On 24 August 2010 Tony Abbott famously stated, “I think we can have a kinder, gentler polity”. How that all changed just weeks later when he realised he was not going to be Prime Minister after all. In fact, he immediately and deliberately set out to trash and disrupt Parliament with a relentless barrage of negativity while at the same time claiming how dysfunctional the government was.
Just three years later, and after more than 70 failed attempts to suspend standing orders, the polls now tell us that he is set to become the next Prime Minister. His frustration at having had to wait a full term shows as he continues to call this government 'the worst in history'.
However, if the government was so bad, why did Tony Abbott once wistfully opine that the Howard government should have signed the Kyoto Protocol and given the apology to Indigenous peoples?
If it was so bad, how was it able to pass such important legislation such as the Better Schools Plan, aged care reform, the national disability insurance scheme and to invest more in rail than all the previous governments in Australia’s history?
If it was so bad how was it able to resolve the Murray-Darling basin wrangle and build a real NBN?
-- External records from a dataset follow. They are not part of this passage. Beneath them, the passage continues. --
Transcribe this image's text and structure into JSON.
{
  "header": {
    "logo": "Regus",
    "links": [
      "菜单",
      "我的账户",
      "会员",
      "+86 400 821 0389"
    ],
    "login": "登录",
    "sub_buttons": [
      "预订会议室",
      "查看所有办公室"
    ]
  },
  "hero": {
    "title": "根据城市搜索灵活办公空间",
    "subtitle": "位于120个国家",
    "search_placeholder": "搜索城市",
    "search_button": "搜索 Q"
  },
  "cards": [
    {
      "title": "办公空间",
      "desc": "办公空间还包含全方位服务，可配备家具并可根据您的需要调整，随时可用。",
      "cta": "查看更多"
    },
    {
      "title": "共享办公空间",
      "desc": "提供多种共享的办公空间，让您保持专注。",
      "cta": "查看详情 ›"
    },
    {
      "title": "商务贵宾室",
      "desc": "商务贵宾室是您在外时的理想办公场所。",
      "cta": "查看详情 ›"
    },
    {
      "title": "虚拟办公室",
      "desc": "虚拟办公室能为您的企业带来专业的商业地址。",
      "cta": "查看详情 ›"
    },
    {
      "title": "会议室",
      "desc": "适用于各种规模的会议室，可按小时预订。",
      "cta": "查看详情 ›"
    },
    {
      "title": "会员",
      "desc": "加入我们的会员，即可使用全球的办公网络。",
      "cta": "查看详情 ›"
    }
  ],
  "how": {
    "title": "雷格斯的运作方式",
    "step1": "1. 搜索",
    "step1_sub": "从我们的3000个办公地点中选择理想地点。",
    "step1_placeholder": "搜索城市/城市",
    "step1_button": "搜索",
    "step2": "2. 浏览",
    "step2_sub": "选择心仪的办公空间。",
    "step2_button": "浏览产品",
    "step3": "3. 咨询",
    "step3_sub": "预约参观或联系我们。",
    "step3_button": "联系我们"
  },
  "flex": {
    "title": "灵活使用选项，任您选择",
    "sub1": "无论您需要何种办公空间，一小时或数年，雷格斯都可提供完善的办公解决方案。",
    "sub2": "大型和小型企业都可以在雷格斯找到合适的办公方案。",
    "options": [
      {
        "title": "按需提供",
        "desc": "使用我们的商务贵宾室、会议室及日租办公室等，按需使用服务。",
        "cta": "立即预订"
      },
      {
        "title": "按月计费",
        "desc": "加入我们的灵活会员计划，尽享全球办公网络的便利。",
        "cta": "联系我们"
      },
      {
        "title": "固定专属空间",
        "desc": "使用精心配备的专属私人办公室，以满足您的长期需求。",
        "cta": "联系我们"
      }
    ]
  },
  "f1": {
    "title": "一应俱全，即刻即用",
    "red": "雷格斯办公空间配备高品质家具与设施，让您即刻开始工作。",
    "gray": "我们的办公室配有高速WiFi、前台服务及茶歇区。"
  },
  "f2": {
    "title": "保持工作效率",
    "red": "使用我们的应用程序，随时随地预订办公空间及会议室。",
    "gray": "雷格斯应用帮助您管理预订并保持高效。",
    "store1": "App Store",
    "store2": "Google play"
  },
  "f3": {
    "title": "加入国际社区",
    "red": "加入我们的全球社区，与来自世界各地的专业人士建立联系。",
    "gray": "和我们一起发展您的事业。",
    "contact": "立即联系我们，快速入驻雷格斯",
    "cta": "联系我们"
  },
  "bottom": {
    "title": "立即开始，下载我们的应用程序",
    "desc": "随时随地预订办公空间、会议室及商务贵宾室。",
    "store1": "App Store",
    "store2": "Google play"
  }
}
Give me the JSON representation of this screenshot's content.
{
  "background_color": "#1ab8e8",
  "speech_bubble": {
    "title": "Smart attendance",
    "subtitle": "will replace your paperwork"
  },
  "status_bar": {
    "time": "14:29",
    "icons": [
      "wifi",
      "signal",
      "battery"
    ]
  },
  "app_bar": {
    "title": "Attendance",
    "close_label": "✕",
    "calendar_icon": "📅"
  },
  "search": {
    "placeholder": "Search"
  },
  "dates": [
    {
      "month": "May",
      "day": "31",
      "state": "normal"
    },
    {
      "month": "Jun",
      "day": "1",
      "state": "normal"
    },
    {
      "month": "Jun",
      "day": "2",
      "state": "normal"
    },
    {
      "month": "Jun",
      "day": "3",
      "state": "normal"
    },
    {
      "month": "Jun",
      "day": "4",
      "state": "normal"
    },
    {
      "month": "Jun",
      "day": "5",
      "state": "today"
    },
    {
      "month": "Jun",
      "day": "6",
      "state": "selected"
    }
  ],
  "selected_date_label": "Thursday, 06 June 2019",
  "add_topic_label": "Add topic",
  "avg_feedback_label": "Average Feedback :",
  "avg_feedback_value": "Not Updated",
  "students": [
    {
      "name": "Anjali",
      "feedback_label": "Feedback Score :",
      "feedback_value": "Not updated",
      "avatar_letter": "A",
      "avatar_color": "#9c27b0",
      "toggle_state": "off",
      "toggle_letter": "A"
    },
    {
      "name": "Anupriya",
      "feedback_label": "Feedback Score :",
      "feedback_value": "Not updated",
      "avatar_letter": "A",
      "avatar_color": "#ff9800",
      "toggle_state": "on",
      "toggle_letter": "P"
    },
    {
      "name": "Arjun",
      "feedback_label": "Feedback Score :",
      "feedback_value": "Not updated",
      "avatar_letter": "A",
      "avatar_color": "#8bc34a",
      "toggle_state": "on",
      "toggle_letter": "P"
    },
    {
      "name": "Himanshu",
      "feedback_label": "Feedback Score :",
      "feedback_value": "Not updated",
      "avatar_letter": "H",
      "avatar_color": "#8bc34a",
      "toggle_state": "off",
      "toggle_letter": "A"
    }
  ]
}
Even the contentious carbon price, subject to one of the most dishonest scare campaigns in recent Australian political history, actually achieved a reduction in carbon emissions by 8.6% and drive a 30% increase in the use of renewable energy.
Indeed, it should be remembered, that despite holding minority government, and despite one of the most negative, disruptive and disingenuous Oppositions in Australian history, Labor was still able to secure a remarkable number of significant and far reaching reforms.